Functioning as one single building and offering social housing and home ownership opportunities, the project links the strict rigidity of the Avenue de France, the railway landscape, the entrance to the Ivry suburb and finally the transition from a linear city to a vertical one.
The terraces spiral upwards, catching the light at every angle, adding to the allure of this tiered tower, whilst leaving an impression of progressive transformation. The performance resides in the fact that there is no feeling of repetition throughout this structure of 200 homes. The apartments are stacked on top of one another, but each has its own strong, unique identity.
Many people aspire to live in suburban style, individual housing. There are many reasons for this, but in particular being able to create a true identity for one’s own home. Secondly there’s appeal of eating outside, having direct contact with the outdoors from the comfort of your own house, all whilst owning ones own land. These desires must be integrated in to the scale of the apartments in a collective building. We have responded to this search for individual identity, ownership and differentiation by creating multiple exterior spaces and apartments with various, differing typologies within the collective.

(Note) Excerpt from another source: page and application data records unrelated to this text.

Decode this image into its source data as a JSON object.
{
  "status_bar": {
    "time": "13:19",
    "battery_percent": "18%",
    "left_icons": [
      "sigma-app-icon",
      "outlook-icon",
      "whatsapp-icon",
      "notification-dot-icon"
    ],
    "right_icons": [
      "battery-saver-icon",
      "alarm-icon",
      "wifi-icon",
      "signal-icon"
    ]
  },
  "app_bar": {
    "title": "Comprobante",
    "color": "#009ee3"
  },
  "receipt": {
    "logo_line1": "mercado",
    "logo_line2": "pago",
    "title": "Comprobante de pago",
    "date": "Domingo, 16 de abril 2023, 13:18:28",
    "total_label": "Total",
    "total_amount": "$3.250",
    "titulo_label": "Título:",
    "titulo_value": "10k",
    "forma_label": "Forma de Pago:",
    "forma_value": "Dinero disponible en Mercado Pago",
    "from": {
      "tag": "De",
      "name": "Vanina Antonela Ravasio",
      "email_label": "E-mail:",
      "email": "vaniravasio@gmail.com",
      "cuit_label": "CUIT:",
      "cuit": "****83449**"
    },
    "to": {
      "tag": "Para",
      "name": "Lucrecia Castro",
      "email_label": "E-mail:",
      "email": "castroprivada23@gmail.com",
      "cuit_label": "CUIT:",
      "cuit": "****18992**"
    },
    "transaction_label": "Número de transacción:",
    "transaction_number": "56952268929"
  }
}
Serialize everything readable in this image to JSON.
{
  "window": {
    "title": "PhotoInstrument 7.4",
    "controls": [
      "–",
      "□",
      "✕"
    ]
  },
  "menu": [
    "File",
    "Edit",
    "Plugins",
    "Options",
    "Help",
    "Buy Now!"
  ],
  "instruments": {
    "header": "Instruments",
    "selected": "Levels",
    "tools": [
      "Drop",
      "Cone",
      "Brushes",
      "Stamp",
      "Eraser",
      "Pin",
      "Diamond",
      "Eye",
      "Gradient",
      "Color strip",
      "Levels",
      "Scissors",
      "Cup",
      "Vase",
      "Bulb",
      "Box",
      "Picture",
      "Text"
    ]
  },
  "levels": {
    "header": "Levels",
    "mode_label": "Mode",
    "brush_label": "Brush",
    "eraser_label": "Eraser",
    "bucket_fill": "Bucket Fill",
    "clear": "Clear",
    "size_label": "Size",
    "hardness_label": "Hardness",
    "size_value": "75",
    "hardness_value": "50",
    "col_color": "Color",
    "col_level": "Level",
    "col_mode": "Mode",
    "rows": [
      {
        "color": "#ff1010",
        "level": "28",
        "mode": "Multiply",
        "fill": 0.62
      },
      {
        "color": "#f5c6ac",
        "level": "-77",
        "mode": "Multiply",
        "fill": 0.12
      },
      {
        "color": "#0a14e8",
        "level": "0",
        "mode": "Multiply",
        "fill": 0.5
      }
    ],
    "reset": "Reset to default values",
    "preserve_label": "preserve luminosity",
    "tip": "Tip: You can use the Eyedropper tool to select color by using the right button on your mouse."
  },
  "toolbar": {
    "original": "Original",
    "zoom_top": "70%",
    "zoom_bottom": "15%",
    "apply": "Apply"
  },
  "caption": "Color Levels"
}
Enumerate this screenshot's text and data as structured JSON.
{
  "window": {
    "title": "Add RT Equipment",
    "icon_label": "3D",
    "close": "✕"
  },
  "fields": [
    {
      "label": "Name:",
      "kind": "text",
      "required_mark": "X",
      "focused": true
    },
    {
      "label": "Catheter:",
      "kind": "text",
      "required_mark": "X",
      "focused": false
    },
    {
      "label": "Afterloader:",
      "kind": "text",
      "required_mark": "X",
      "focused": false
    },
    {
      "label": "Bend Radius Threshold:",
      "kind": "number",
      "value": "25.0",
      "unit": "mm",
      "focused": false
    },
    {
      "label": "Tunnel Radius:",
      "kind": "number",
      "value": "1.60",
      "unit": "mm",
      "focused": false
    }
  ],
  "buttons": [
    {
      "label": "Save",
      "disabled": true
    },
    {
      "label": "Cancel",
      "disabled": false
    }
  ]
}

Living up high gives a sense of privilege: the view, the light and the sunshine… Some say they “have their head in the clouds.” Being in the city whilst also being able to shut oneself off and see the land below and the horizon: living here is like getting away from it all.
The HOME project will be complete at the beginning of 2015 and will be the first housing operation of 50 metres to be built in Paris since the 1970s. It is symbolic of a willingness to reconsider the possibility and the potential of height in Paris.
Location: Paris XIII, France
Type: Residential – Housing
Area: 13 750 m2
Client: Bouygues immobilier
Architect: Hamonic + Masson & Associés
Associate architect: Comte Vollenweider
Engineering and quantity surveying : Sibat
Urban planner : Ateliers Yves Lion